- Oakleaf types with flatter, lobed leaves
- Grand Rapids types with broad, crinkled, frilly, loose leaves
- Green leaf and red leaf
Head-lettuces, on the other hand, take a while to develop mature heads, and they sometimes bolt even before decent edible heads can form. Leaf lettuces are a much better choice for continued production. Some common head-lettuce varieties include:
Harvest Leaf Lettuce Frequently
If you keep lettuce leaves cropped short, the plants will continue to produce new leaves well into the summer. Allowing leaves to become large and mature signals the plant to send up flower stalks and produce seed, which is the point where it will no longer be edible. Keep your leaf lettuce cropped short, even if it means discarding some leaves because there is more than you can eat.
Provide Some Shade
Plant your lettuce in the shade of taller plants, like tomatoes, corn, or even vining crops like cucumbers and squash.
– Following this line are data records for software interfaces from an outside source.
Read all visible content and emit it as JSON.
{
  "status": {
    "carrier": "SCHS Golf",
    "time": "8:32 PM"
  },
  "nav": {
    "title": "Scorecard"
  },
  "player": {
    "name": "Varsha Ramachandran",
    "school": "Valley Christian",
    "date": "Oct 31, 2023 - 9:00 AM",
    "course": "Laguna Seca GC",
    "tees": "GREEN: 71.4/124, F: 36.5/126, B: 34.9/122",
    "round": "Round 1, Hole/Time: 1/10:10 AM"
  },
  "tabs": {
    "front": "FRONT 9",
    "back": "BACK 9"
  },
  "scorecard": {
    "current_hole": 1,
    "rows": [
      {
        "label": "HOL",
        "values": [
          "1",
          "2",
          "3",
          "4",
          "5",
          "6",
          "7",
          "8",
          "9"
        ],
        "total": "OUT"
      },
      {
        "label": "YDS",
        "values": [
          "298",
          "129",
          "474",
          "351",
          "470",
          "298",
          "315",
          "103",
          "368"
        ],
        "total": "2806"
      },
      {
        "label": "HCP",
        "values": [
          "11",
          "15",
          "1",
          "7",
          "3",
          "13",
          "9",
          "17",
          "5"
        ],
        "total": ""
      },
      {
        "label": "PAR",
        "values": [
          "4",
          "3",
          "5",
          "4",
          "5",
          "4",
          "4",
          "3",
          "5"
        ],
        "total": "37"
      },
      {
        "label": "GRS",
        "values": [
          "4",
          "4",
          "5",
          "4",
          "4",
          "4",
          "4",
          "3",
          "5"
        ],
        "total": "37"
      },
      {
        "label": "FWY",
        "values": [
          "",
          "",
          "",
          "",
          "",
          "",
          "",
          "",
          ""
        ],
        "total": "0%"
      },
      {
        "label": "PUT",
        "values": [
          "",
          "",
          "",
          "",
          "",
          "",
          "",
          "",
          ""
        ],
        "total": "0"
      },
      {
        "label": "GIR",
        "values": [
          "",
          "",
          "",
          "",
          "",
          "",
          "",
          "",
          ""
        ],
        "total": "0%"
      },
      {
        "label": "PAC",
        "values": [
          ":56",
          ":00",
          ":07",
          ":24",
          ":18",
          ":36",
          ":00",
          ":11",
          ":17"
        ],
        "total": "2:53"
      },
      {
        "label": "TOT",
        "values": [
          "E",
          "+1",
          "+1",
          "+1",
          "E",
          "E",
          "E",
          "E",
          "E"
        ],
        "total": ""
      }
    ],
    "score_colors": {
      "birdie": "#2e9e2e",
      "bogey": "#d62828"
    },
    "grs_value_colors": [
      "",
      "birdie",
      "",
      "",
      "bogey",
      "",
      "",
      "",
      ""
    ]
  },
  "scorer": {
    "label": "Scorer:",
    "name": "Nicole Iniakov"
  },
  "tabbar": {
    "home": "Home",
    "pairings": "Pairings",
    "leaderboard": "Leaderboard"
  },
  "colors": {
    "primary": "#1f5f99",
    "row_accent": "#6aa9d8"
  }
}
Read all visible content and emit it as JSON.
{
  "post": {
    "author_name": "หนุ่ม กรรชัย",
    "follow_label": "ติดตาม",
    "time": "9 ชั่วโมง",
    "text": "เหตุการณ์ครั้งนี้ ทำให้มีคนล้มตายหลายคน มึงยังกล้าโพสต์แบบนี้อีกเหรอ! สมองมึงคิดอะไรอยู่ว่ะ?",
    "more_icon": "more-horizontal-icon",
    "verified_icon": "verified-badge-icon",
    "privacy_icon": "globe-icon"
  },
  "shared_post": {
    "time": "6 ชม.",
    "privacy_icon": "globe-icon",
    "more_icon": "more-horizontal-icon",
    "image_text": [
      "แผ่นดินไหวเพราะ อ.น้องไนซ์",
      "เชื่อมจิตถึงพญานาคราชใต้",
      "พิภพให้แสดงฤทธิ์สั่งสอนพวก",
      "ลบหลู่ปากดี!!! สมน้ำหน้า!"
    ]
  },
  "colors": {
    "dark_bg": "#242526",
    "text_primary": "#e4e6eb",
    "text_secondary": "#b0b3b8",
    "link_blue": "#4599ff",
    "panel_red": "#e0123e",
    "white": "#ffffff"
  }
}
You can do this when you first start seeding in the spring or wherever there are bare spots in the garden to fill. Lettuce needs more sun in the cool spring than it does in summer, and positioning lettuce plants around taller plants, such as tomatoes, will provide full sun, six to eight hours, in spring while the tomato plants are still short but will offer relief from the intense summer sun. Sun cloth suspended on poles above the lettuce plants can also help shade the plants and delay their instinct to bolt.
Keep Lettuce Plants Well-Watered
Regular watering makes plants very forgiving of high temperatures. Water evaporating from the soil provides natural cooling. Water your lettuce plants every day—and even more often if it is extremely hot and dry. The lettuce leaves are comprised mostly of water and will desiccate and wilt in strong sunlight and dry soil. Lettuce roots tend to be shallow, so frequent watering is more important than deep watering.
If all else fails and it looks like your lettuce plants are ready to bolt, dig them out of the ground and replant them. As with "cut and come again" harvesting, this is a shock to the plant's system, and it will once again focus on growing roots and delay setting seed. Don't keep them out of the ground or allow the plants to dry out—just the act of lifting them and immediately replanting is enough to shock them.
Start a Second Crop in Summer
The early-season planting of lettuce can be harvested into early summer if you follow the previous tips, but eventually, it will surrender to genetics and bolt with flower shoots. If you want to have lettuce to harvest in late summer, you will probably have to plant a second crop in early summer. However, lettuce seed can be difficult to sprout in warm, dry conditions. Try these four steps to get them going:
- Find a somewhat shady spot in your garden, and give it a deep soaking of water. Then lay a board over the damp soil. The board should be at least as large as your intended planting area.
- Periodically lift the board and re-soak the soil for another two to three days. This should lower the temperature of the soil.
- Now, plant your lettuce seeds in the prepared area, and water them well. Replace the board over the seeded ground.
- Lift the board, and water every day until you see signs of germination, at which time you can remove the board. It should take about seven to ten days for the lettuce seeds to sprout. Keep watering whenever the soil dries out. While the seedlings are tiny, this can mean watering more than once a day.
Once the plants are a few inches tall and ready to start harvesting, they should not need a great deal of additional water.
Plant a Fall Crop
Finally, keep your lettuce seeds handy for a fall planting, when growing conditions are once again perfect for lettuce plants and the growing is easy. Leaf lettuces grow quickly, and within a few weeks of cool fall weather, you can have some of the tastiest lettuce of the year.
Sanders, Douglas. “Lettuce.” Ncsu.Edu, https://content.ces.ncsu.edu/lettuce